__How to complete this task__: Your reply should be made up of every line in the records below that holds the string "CANDIDATE".

[Data about app and page elements]
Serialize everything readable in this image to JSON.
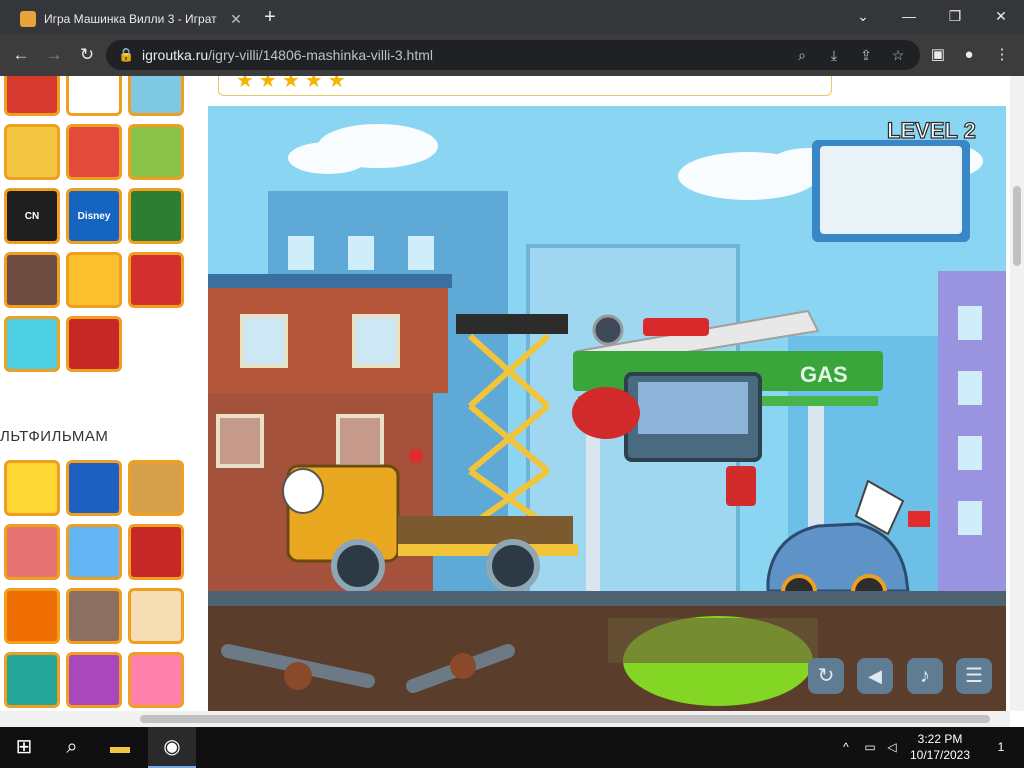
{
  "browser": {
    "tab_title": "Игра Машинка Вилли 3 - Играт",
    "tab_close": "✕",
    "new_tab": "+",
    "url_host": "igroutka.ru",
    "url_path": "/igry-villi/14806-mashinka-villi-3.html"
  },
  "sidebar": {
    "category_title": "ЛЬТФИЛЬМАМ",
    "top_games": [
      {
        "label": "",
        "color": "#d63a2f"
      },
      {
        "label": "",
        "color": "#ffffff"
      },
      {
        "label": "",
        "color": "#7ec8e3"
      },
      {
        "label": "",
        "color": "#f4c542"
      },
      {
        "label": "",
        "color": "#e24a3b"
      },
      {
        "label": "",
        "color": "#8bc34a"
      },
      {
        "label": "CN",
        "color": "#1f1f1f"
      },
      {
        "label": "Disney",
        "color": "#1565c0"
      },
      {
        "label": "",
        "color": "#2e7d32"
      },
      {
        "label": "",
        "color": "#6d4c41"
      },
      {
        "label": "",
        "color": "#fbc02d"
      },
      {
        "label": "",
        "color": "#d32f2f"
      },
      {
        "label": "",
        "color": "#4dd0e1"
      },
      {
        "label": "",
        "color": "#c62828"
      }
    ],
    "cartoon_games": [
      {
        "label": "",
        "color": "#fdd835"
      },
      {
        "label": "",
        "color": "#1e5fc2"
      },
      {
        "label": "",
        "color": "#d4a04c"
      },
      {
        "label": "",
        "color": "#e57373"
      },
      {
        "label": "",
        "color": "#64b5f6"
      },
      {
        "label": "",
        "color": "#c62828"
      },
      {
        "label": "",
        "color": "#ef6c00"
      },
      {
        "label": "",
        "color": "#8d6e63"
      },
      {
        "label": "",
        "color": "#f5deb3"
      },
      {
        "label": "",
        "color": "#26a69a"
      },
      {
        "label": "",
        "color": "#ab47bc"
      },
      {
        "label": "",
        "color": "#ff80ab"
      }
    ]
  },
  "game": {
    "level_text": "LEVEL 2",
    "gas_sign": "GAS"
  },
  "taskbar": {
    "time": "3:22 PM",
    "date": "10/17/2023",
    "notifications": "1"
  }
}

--

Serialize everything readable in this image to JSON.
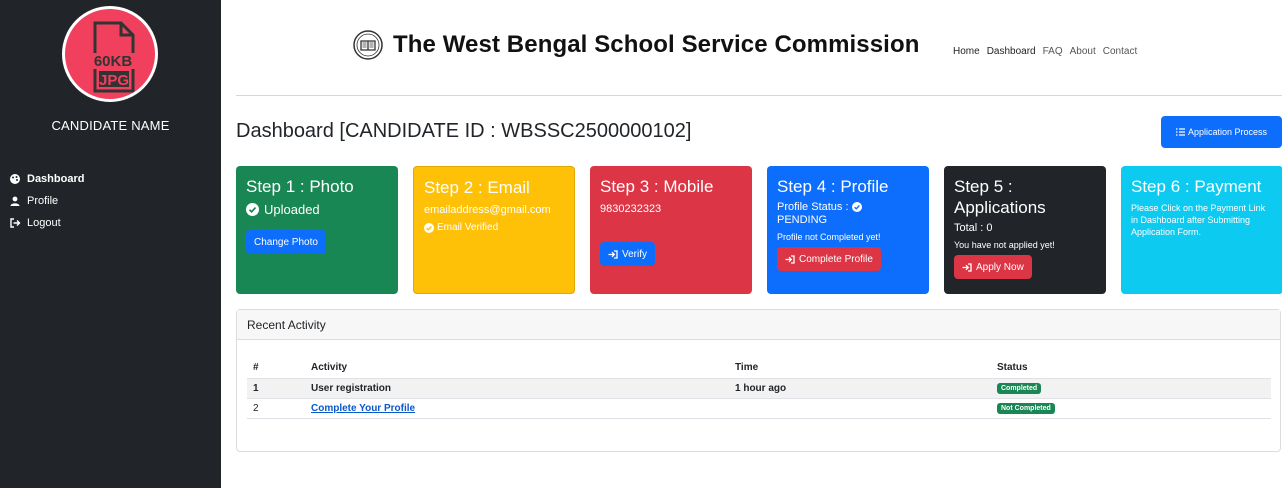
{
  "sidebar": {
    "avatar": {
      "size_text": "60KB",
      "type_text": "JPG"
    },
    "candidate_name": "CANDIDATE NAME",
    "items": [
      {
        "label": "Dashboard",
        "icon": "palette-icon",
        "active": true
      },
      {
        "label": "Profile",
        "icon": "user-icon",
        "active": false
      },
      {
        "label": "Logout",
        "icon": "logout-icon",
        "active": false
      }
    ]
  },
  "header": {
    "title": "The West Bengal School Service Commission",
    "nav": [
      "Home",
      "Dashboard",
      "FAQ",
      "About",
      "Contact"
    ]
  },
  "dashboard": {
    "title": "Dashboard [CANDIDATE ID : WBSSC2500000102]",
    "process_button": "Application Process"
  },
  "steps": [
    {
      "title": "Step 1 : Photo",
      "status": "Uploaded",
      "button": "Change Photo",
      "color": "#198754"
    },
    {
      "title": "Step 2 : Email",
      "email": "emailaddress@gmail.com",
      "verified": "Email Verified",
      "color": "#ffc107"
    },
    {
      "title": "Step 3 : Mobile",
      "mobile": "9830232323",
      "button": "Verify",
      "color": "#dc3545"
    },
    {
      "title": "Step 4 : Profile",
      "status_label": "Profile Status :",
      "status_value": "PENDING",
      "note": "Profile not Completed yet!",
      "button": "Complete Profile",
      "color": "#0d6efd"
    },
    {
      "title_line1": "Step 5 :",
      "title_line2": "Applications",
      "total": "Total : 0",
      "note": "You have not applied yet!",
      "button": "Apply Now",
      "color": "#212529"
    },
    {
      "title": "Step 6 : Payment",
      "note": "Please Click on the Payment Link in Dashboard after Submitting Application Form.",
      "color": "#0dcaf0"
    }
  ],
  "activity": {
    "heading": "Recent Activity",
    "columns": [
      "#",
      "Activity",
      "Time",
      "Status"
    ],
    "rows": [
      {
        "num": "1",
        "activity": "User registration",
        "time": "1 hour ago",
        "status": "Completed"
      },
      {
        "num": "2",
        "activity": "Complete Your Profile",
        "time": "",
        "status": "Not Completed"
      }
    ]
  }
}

__Task result__:
    "candidate_name": "CANDIDATE NAME",
    "title": "Dashboard [CANDIDATE ID : WBSSC2500000102]",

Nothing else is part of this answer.